■ **Work item**: Report the lines of the material that carry the string "color".
*** Opening Data listing ***
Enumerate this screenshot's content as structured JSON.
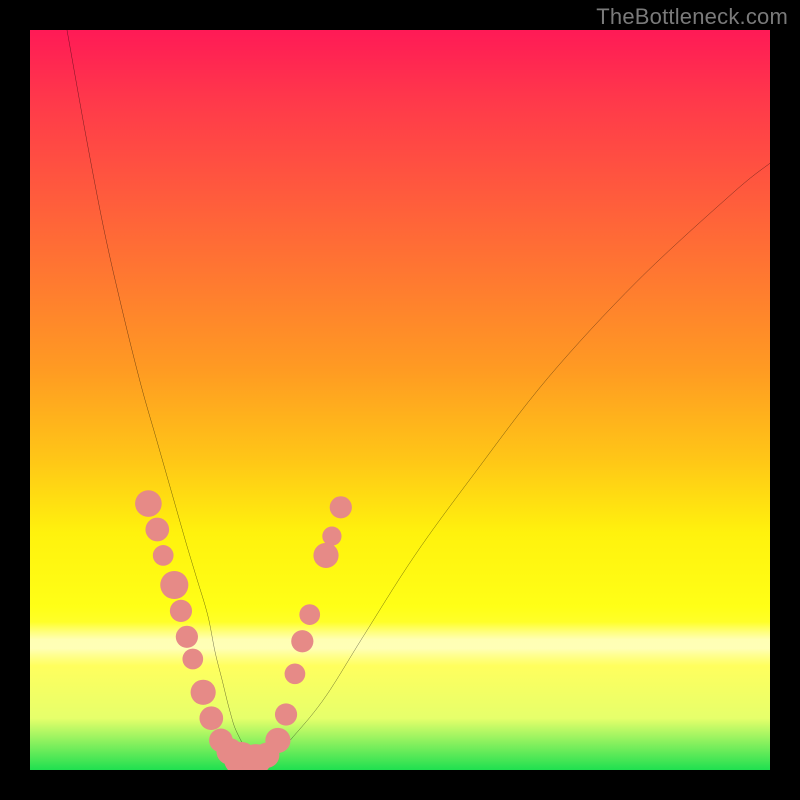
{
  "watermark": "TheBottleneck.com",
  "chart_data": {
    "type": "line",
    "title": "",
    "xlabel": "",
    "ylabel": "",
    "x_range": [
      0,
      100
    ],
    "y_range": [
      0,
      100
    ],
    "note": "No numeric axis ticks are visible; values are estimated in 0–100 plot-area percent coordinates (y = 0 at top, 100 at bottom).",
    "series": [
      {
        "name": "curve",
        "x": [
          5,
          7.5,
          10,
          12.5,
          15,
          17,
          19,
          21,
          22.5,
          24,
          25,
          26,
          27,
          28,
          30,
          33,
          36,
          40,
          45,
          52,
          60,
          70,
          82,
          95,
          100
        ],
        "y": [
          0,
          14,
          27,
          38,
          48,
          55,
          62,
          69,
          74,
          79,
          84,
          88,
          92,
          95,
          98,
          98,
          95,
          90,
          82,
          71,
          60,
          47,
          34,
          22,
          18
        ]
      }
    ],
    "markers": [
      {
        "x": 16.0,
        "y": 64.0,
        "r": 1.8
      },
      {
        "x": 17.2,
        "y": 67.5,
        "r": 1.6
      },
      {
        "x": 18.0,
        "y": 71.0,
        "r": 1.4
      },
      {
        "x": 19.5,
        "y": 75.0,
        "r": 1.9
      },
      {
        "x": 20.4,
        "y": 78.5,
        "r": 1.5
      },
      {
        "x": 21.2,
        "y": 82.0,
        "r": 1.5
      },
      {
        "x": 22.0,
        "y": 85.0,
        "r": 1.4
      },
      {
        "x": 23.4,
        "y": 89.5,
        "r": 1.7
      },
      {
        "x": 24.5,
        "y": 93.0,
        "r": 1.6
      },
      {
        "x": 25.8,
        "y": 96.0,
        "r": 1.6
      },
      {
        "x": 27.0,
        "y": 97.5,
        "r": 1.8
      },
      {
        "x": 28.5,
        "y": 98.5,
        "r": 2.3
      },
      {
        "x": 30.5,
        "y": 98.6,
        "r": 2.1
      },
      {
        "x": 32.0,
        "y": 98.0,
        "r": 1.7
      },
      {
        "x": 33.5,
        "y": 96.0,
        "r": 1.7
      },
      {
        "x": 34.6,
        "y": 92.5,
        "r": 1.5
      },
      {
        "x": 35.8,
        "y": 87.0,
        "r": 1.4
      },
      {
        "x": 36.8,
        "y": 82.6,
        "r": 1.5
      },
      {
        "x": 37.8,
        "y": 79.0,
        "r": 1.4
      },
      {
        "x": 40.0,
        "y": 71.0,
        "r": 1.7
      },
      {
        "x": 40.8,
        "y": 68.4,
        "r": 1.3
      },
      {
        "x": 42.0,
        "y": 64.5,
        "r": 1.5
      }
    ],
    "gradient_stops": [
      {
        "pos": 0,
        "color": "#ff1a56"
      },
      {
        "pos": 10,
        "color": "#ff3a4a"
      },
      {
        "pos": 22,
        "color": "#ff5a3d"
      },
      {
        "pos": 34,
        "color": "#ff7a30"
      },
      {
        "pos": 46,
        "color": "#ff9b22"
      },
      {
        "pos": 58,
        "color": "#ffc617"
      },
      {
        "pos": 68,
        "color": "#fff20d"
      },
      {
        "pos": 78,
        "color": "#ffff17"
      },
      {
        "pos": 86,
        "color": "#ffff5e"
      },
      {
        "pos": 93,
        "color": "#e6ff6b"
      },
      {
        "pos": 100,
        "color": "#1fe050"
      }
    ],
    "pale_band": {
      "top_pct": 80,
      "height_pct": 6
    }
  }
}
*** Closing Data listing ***
■ **Result of the exercise**:
        "color": "#ff1a56"
        "color": "#ff3a4a"
        "color": "#ff5a3d"
        "color": "#ff7a30"
        "color": "#ff9b22"
        "color": "#ffc617"
        "color": "#fff20d"
        "color": "#ffff17"
        "color": "#ffff5e"
        "color": "#e6ff6b"
        "color": "#1fe050"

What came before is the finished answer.